Panthers Three-Headed Backfield will test Patriots Run Defense

Week 9's offensive explosion against Pittsburgh did a statistical number to many of the team's first half weaknesses. Third downs and red zone opportunities, two important situations that had killed the Pats earlier in the year, were suddenly being converted with regularity.

However, one weak spot that was not shored up in the win was the team's leaky run defense. The Pats, now the league's 30th ranked rushing defense, allowed Le'Veon Bell to consistently churn out positive yardage (16 carries, 74 yards, 4.6 yards a carry), despite his porous offensive line. The only saving grace for the run D was the fact that Pittsburgh only ran 20 times all game, likely due to a combination of playing from behind and Ben Roethlesberger's success through the air.

That weakness will surely be tested again this week by the Panthers. Carolina has run the ball 32 times a game this season (trailing only Seattle and San Francisco in that category), turning those into 127 hard-fought yards a game. The Panthers backfield is a three-headed monster, boasting former first-round picks DeAngelo Williams and Jonathan Stewart alongside versatile contributor Mike Tolbert.

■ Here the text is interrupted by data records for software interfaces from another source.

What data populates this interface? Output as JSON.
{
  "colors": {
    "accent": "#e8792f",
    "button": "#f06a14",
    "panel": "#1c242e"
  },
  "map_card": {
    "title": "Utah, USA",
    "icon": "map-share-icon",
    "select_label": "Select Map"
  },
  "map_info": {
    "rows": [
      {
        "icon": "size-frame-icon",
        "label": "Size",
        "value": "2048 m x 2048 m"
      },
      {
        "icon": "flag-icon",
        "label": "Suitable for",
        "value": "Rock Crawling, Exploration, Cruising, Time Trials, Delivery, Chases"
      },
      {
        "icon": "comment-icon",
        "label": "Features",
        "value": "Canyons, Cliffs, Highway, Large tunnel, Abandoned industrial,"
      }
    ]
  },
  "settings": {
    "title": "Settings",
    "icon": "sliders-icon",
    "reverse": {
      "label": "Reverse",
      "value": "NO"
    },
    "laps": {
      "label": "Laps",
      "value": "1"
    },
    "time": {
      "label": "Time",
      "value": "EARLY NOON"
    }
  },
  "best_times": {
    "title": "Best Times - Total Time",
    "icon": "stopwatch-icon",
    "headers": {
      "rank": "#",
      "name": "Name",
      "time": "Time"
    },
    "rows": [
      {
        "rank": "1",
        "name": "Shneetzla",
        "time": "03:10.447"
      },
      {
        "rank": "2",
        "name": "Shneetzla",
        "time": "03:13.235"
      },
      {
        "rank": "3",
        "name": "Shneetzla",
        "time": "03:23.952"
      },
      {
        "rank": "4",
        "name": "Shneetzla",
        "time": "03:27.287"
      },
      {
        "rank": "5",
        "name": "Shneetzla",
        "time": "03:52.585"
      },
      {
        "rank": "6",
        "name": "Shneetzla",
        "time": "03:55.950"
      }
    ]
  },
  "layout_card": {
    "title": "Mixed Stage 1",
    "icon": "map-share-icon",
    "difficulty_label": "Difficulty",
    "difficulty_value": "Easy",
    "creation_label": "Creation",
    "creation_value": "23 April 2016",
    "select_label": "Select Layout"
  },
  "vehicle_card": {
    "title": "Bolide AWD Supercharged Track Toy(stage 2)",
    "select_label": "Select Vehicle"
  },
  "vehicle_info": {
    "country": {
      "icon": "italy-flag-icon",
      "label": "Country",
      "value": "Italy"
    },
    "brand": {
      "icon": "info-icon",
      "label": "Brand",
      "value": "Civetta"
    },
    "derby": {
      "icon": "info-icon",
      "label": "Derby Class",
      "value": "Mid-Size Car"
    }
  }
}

Carolina presents a unique challenge because each of their backs brings a distinct skill set to the table. Williams is easily the fastest of the three and can be dangerous when he gets into space. He's by far their most dangerous big play threat, boasting both the elusiveness and home-run speed to gash a defense. Take a look at his 27 yard touchdown run last week against the Niners for evidence.

Stewart, on the other hand, is a classic bruiser. At 5'10" and 235 lbs, the former Oregon Duck is a powerful downfield runner who will run through any arm tackle. Stewart and Williams have split carries since Stewart's Week 9 return from an ankle injury, although Stewart's nearly disatrous fumble last week could cost him some opportunities.

Tolbert has a lesser pedigree than either of his backfield peers, but the former Charger has carved out a niche for himself with his versatility. He's maintained his reputation as a notorious touchdown vulture, scoring 6 touchdowns (4 rushing, 2 receiving) to lead all Panthers skill positions. In addition to his goal line role, Tolbert is the team's passing down back, as he is a capable receiver and excellent pass protector.

On top of those three backs, the Patriots will also have to worry about some guy named Cam Newton on the ground. Cam has rushed less this year than in years past, but remains a dynamic threat when he does take off. Newton is also a guy to watch in short-yardage situations, where he does a good job of using every bit of his 6'5", 245 lb body to get conversions.

So, how do the Pats stop this rushing attack? It will start at the line of scrimmage, where the Patriots defensive tackles have to start doing a better job of holding up at the point of attack. Isaac Sopoaga helps in this area simply by being an immovable 330 lbs, but there's only so much one guy can do against an entire team's rushing attack. Undrafted rookies Chris Jones and Joe Vellano continue to flash at times, but need to be more consistent in not getting driven backwards against the run.

The Patriots offense could do the run defense a huge favor by putting points on the board early and often. This, of course, will be easier said than done, as the Panther's have been one of the NFL's stingiest defenses. However, the Patriots will likely have all of their top weapons available for the first time all season, and some early success on offense could put some real pressure on a middle of the pack Panthers offense that isn't built to play from behind. If the Patriots can get ahead early enough to force the Panthers to throw a lot, the matchup will start to tilt the Patriots favor.

Of course, the Panthers logical counter to a powerful Patriots offense will be...running the ball. The Patriots two losses have both come when opponents have used their running games to dominate time of possession and limit the amount of time Tom Brady and the offense are on the field. That will likely be the strategy for the Panthers, at least early on. It will be up to the Patriots to step up and make plays, especially up front, to keep the Panthers from controlling the game on the ground.